They were priests of Jewish aristocratic class.
All Sadducees were priests, but not all priests were Sadducees. They accepted only the written law and rejected the traditions of the Pharisees. They denied bodily resurrection Mark Because of these theological differences, they did not have a cordial relationship with the Pharisees.
However, they joined with the Pharisees in confronting Jesus to show them a sign from heaven Matthew They also raised a question to Jesus about the resurrection Matthew Most of the criticism of Jesus was directed against the Pharisees, except on one occasion when He warned the disciples of the leaven of the Sadducees Matthew Herodians - The Herodians were neither a religious sect nor a political party.
They were Jews who supported the Herodian dynasty. They also joined with the Pharisees to oppose Jesus and attempted to trap Him by asking Him whether it was proper to pay tribute to Caesar Matthew Although there were many theological and political differences among these four groups and they hated each other strongly, they united in a common cause against Jesus.
Similarly, His only encounter with the Herodians was when they were incited by the Pharisees to raise the question about paying taxes to Caesar Matthew There is no mention of the Herodians acting by themselves to oppose Jesus.
But as mentioned above, His most scathing rebuke was reserved for the scribes and Pharisees.
Sadducees were the modern-day rationalists who did not see any need of God or the supernatural. Following a humanistic philosophy, they put man in the center of the universe as the master of his own destiny.
The Relationship Between Jesus & the Essenes
If anybody needed the convincing proof of God and His revelation, it would have been the Sadducees. Or, Jesus could have picked a fight with the Herodians. Like the present-day civil libertarians, they always argued for the separation of the state and organized religion.
Or, like the modern day politicians, they tried to solve all the social and moral problems by the involvement of the government. If anybody needed to be taught that only God can solve the social problems and take care of the need of the human heart, it would have been the Herodians. But the Dead Sea Scrolls reveal that those concepts were known and practiced well before Jesus was born and present the tantalizing possibility that Jesus may have studied with -- or even lived with -- the Essenes during the years between his early teens and his 30s, when there is no record of his whereabouts or activities.
Similarities and Differences The Essenes believed that they were the elect -- the chosen ones who would shepherd in a radical change in Judaism with the help of a messiah and a prophet.
They taught that there was virtue in poverty, that it was essential to honor God above worldly riches, that marriage was an unbreakable bond made before God and that divorce was prohibited. Immortality was accepted as truth by the Essenes but, although they religiously observed the sabbath, they did not participate in worship in the temple, considering the temple and its priests to be lax in spiritual discipline.

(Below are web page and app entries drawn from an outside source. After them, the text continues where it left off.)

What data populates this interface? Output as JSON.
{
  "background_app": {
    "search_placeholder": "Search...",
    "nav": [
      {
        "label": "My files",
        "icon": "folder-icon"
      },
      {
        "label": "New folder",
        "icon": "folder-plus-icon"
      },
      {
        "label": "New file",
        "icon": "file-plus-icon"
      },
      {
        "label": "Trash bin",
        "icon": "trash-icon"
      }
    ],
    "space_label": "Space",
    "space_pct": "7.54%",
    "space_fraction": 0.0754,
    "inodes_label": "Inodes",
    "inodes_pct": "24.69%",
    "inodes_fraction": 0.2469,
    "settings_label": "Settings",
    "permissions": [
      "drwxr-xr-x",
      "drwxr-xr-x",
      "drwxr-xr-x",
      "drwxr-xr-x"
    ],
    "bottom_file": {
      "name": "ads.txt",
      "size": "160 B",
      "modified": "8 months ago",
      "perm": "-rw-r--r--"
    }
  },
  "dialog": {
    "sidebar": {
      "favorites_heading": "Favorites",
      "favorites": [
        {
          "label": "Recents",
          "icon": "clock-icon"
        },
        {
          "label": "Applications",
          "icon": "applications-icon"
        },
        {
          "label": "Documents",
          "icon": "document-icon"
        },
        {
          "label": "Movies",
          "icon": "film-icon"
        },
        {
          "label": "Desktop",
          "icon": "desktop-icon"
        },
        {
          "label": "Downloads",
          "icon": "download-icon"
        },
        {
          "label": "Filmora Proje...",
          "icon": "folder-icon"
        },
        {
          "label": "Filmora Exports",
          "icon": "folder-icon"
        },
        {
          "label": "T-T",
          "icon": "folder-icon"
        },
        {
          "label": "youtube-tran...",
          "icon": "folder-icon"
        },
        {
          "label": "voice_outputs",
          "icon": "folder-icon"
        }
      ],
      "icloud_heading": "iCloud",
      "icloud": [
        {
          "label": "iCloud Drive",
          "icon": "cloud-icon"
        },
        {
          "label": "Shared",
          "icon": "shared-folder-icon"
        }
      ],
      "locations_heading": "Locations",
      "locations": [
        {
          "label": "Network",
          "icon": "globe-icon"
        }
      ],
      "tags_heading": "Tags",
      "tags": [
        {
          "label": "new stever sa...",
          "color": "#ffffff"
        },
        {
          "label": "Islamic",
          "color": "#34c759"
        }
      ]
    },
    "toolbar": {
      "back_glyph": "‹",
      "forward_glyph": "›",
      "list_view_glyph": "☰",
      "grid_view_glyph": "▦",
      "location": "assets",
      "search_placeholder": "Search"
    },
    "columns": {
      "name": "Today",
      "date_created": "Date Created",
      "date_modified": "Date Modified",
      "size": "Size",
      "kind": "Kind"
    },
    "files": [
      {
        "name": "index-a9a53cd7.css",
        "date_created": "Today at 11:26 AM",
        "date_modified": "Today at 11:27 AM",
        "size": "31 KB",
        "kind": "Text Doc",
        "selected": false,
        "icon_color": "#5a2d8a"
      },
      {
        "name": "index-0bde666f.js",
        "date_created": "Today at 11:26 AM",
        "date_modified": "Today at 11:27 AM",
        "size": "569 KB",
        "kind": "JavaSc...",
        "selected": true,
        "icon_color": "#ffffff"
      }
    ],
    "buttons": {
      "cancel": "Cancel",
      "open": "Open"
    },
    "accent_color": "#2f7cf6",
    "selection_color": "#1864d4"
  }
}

These ideas are all reflected in the New Testament. But Jesus also taught the doctrine of the resurrection of the body on the day of final judgment and habitually engaged with common people and the priests in the temple in lively debates about his ideas -- both approaches rejected by the Essenes. The Case for a Connection The gaps in knowledge about Jesus' life leave room for speculation about who he associated with and what dogma could have influenced his thinking.
The question of timing keeps that speculation alive.